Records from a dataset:
=======
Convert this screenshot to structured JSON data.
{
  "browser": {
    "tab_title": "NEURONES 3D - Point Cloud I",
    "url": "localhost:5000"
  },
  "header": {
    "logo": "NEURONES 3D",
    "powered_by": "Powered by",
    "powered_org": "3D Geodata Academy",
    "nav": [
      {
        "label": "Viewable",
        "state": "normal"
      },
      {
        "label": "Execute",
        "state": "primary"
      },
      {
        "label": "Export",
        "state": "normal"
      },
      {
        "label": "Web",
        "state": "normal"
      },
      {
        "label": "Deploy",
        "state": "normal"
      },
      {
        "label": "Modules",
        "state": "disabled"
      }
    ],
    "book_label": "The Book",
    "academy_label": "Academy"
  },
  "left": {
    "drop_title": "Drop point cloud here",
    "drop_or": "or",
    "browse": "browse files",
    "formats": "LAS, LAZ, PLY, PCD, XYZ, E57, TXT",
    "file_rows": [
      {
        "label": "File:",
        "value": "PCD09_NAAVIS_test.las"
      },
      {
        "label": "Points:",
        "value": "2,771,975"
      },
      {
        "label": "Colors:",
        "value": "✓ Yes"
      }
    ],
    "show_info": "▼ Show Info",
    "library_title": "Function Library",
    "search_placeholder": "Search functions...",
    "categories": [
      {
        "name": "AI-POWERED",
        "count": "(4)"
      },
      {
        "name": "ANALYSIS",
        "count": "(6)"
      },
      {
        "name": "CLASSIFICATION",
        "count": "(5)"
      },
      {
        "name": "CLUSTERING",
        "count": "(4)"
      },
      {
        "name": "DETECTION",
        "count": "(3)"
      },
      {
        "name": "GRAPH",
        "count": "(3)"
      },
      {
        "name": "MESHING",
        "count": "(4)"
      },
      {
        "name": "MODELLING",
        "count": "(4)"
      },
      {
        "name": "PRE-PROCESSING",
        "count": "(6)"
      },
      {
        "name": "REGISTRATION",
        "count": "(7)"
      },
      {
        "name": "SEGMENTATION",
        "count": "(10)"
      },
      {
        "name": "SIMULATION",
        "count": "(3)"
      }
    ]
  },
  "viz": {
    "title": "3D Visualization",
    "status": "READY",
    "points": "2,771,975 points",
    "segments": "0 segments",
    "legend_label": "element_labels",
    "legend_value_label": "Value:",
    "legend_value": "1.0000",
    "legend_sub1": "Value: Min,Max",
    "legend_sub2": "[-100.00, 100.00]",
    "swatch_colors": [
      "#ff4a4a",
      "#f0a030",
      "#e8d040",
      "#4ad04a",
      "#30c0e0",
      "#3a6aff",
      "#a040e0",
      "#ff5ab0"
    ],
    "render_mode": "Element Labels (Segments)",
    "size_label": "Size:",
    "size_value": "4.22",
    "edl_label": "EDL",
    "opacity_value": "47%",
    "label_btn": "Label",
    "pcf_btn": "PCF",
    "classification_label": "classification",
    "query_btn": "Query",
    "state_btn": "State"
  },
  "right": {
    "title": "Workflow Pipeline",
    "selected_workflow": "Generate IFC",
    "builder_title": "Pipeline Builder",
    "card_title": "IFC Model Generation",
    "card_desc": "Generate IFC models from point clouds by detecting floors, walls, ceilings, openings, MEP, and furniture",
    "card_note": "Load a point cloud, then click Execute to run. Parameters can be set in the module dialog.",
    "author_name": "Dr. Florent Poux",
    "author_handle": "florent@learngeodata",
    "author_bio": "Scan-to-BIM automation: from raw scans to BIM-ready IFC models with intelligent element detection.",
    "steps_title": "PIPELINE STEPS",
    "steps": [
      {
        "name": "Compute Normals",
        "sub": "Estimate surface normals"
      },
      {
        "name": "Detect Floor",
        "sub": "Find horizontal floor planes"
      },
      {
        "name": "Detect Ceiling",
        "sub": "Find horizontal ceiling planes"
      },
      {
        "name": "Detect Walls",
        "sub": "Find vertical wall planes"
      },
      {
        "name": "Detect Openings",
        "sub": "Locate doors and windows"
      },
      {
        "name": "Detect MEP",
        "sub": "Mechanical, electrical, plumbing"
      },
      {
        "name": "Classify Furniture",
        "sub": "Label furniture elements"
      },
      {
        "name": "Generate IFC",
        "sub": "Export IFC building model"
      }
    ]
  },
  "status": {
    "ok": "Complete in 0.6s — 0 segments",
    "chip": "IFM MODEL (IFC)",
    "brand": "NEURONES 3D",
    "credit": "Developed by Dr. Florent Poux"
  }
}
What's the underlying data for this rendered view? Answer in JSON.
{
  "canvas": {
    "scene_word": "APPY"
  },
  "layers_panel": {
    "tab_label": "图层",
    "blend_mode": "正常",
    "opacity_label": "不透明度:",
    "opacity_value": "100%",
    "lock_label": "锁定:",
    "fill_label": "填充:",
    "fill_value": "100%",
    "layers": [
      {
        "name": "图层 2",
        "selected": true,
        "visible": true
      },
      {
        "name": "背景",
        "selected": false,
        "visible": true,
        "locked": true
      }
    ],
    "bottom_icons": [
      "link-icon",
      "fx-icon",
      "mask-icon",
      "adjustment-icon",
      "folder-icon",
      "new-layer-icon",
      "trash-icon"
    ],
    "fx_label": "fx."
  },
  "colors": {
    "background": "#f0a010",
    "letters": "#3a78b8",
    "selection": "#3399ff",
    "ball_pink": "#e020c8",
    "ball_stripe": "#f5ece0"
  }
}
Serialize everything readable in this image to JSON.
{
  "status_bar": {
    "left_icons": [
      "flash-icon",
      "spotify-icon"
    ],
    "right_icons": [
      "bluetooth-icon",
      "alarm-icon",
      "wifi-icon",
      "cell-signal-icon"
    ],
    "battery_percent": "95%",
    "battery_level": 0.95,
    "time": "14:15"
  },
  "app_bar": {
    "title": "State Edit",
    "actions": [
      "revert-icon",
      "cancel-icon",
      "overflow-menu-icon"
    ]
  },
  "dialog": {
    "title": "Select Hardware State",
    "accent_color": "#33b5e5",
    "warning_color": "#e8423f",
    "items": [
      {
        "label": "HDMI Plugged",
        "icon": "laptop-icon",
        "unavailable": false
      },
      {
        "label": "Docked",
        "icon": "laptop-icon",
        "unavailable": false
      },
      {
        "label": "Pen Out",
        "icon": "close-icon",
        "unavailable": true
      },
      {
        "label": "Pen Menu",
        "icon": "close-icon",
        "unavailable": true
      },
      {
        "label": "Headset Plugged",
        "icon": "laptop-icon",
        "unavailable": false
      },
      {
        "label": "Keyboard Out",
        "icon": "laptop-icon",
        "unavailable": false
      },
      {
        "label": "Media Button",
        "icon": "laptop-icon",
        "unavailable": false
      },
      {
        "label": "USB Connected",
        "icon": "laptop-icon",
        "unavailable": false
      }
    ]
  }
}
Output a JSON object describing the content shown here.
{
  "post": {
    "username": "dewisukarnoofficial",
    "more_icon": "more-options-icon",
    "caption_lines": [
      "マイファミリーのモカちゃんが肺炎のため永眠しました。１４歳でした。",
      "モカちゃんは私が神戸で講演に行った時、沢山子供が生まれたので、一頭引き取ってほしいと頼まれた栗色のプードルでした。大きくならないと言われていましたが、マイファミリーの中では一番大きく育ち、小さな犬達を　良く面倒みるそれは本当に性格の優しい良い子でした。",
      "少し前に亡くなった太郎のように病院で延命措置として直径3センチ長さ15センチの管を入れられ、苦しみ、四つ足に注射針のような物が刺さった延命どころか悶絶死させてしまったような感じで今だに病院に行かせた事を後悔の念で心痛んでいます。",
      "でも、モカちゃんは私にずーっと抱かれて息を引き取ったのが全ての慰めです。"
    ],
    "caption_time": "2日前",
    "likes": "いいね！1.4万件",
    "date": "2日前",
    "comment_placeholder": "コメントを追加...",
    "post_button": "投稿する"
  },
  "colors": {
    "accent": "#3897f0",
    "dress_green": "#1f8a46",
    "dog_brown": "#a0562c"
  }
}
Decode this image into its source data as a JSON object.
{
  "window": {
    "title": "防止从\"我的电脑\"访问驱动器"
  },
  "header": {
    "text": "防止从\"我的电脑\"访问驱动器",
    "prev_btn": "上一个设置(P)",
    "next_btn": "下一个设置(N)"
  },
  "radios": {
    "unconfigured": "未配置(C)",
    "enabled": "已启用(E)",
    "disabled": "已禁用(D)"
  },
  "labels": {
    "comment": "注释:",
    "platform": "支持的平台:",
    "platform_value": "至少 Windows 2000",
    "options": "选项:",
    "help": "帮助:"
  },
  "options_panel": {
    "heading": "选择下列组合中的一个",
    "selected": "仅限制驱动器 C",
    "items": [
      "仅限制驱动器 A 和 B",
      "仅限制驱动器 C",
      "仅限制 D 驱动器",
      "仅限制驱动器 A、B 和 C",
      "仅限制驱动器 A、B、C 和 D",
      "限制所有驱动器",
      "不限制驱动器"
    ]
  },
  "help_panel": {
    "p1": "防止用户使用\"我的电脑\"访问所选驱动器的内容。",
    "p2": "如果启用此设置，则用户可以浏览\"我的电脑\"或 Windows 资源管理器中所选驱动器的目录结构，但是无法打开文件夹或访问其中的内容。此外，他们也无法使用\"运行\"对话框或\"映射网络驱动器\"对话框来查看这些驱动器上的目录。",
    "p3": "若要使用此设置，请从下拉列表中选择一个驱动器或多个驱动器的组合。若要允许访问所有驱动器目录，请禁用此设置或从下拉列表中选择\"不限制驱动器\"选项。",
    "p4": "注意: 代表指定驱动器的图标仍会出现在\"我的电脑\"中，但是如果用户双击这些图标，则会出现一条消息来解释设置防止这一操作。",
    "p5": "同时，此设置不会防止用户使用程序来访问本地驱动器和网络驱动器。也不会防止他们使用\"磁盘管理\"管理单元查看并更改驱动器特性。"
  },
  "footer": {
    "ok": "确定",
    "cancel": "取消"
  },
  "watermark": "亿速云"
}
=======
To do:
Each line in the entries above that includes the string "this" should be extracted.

Solved exercise:
Convert this screenshot to structured JSON data.
What's the underlying data for this rendered view? Answer in JSON.
Serialize everything readable in this image to JSON.
Decode this image into its source data as a JSON object.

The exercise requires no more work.